In a letter dated August 22, 2019, respondent’s superintendent notified petitioners of his determination that based upon the information petitioners had provided, they and the student were not homeless under McKinney-Vento and corresponding State law.  Accordingly, the superintendent informed petitioners that the student was no longer entitled to attend the district’s schools effective September 26, 2019.  This appeal ensued.

Petitioners contend that the student is homeless within the meaning of McKinney-Vento because the family “is sharing the housing of other persons due to loss of housing, economic hardship or a similar reason.”  For relief, petitioners seek a determination that the student is homeless and, thus, entitled to attend respondent’s district schools without payment of tuition and to receive transportation.

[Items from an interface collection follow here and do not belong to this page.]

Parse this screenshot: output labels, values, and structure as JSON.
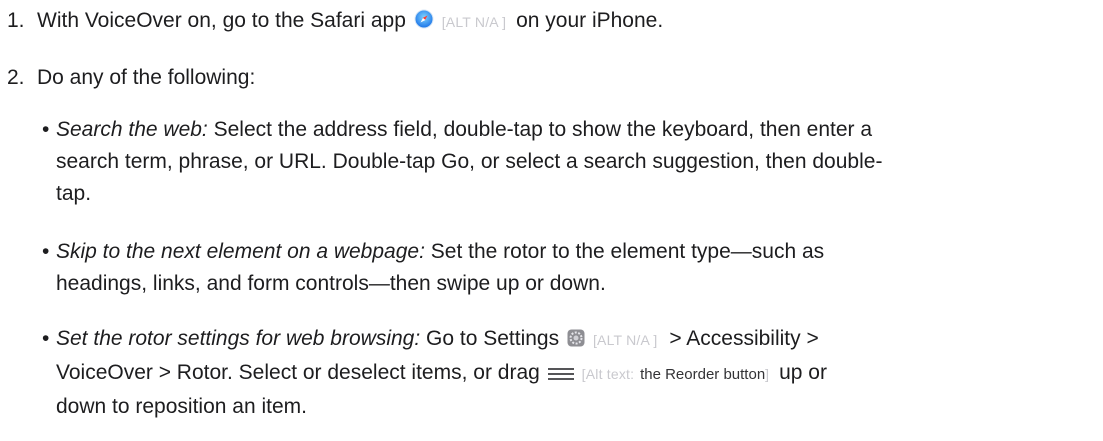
{
  "steps": [
    {
      "number": "1.",
      "before": "With VoiceOver on, go to the Safari app",
      "icon": "safari-icon",
      "alt": "[ALT N/A ]",
      "after": "on your iPhone."
    },
    {
      "number": "2.",
      "text": "Do any of the following:"
    }
  ],
  "bullets": [
    {
      "lead": "Search the web:",
      "line1": "Select the address field, double-tap to show the keyboard, then enter a",
      "line2": "search term, phrase, or URL. Double-tap Go, or select a search suggestion, then double-",
      "line3": "tap."
    },
    {
      "lead": "Skip to the next element on a webpage:",
      "line1": "Set the rotor to the element type—such as",
      "line2": "headings, links, and form controls—then swipe up or down."
    },
    {
      "lead": "Set the rotor settings for web browsing:",
      "line1_before": "Go to Settings",
      "settings_icon": "settings-icon",
      "settings_alt": "[ALT N/A ]",
      "line1_after": "> Accessibility >",
      "line2_before": "VoiceOver > Rotor. Select or deselect items, or drag",
      "reorder_icon": "reorder-icon",
      "reorder_alt_prefix": "[Alt text:",
      "reorder_alt_name": "the Reorder button",
      "reorder_alt_suffix": "]",
      "line2_after": "up or",
      "line3": "down to reposition an item."
    }
  ]
}
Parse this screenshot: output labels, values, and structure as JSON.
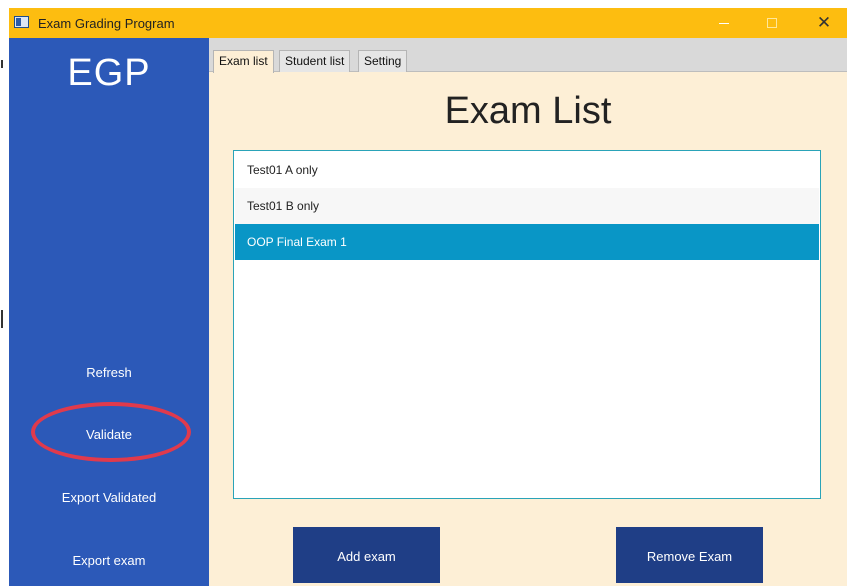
{
  "window": {
    "title": "Exam Grading Program",
    "controls": {
      "minimize": "—",
      "maximize": "",
      "close": "✕"
    }
  },
  "sidebar": {
    "brand": "EGP",
    "items": [
      {
        "label": "Refresh"
      },
      {
        "label": "Validate"
      },
      {
        "label": "Export Validated"
      },
      {
        "label": "Export exam"
      }
    ]
  },
  "tabs": [
    {
      "label": "Exam list",
      "active": true
    },
    {
      "label": "Student list",
      "active": false
    },
    {
      "label": "Setting",
      "active": false
    }
  ],
  "main": {
    "title": "Exam List",
    "exams": [
      {
        "label": "Test01 A only",
        "selected": false
      },
      {
        "label": "Test01 B only",
        "selected": false
      },
      {
        "label": "OOP Final Exam 1",
        "selected": true
      }
    ],
    "add_button": "Add exam",
    "remove_button": "Remove Exam"
  },
  "colors": {
    "titlebar": "#fdbd10",
    "sidebar": "#2c59b8",
    "content_bg": "#fdefd6",
    "selection": "#0996c6",
    "button": "#1f3e86",
    "annotation": "#e03a4c"
  }
}
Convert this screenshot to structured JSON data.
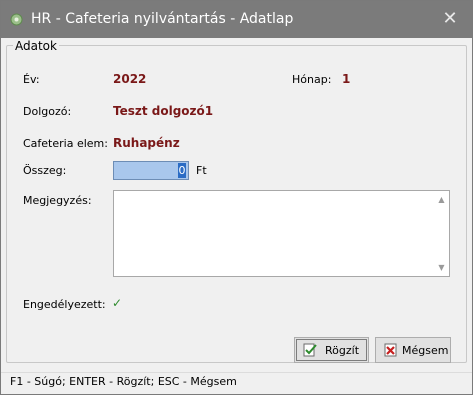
{
  "window": {
    "title": "HR - Cafeteria nyilvántartás - Adatlap",
    "close_symbol": "✕"
  },
  "group": {
    "title": "Adatok"
  },
  "fields": {
    "year_label": "Év:",
    "year_value": "2022",
    "month_label": "Hónap:",
    "month_value": "1",
    "employee_label": "Dolgozó:",
    "employee_value": "Teszt dolgozó1",
    "item_label": "Cafeteria elem:",
    "item_value": "Ruhapénz",
    "amount_label": "Összeg:",
    "amount_value": "0",
    "amount_unit": "Ft",
    "notes_label": "Megjegyzés:",
    "notes_value": "",
    "approved_label": "Engedélyezett:",
    "approved_checked": true
  },
  "buttons": {
    "save_label": "Rögzít",
    "cancel_label": "Mégsem"
  },
  "statusbar": {
    "text": "F1 - Súgó; ENTER - Rögzít; ESC - Mégsem"
  },
  "colors": {
    "titlebar": "#7b7b7b",
    "value_text": "#7a1818",
    "check": "#2e8b2e",
    "selection": "#a9c7ec"
  },
  "icons": {
    "app": "app-icon",
    "close": "close-icon",
    "save": "save-check-icon",
    "cancel": "cancel-x-icon"
  }
}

Respondent argues that petitioners have failed to establish that the student is entitled to attend the district’s schools as a homeless student.

The appeal must be dismissed as moot.  The Commissioner will only decide matters in actual controversy and will not render a decision on a state of facts which no longer exist or which subsequent events have laid to rest (Appeal of Sutton, 57 Ed Dept Rep, Decision No. 17,331; Appeal of a Student with a Disability, 48 id. 532, Decision No. 15,940; Appeal of M.M., 48 id. 527, Decision No. 15,937).

Following submission of the parties’ pleadings, respondent filed with my Office of Counsel and served upon petitioners a supplemental affidavit from its superintendent asserting that the appeal is now moot because petitioners have withdrawn the student from the district.  In this supplemental affidavit, which I have accepted into the record (see 8 NYCRR §276.5[b]), the superintendent asserts that, on or about January 17, 2020, he “became aware” that petitioners were withdrawing the student from respondent’s district and enrolling him in Salmon River Central School District (“Salmon River”).  On that date, respondent requested that the student’s records be transferred to Salmon River.  Moreover, during a January 21, 2020 telephone call with Salmon River’s assistant superintendent for curriculum and instruction, the superintendent indicates that he obtained confirmation that the student was, in fact, enrolled in Salmon River.  Thus, although the student was entitled to attend respondent’s schools during the pendency of this appeal under the automatic stay provisions of McKinney-Vento (42 USC §11432[g][3][E][i]) and State law (Education Law §3209[5][c]), petitioners chose to enroll the student in Salmon River as a resident student.  In light of this information, I find that petitioners’ request to have the student attend respondent’s schools as a homeless student has been rendered moot (Appeal of K.P., 58 Ed Dept Rep, Decision No. 17,661; Appeal of A.L., 56 id., Decision No. 17,072; Appeal of K.S., 51 id., Decision No. 16,319).

Although the appeal must be dismissed as moot, petitioners retain the right to reapply for admission to respondent’s schools on the student’s behalf at any time should their circumstances change, and to submit any documentary evidence for respondent’s consideration.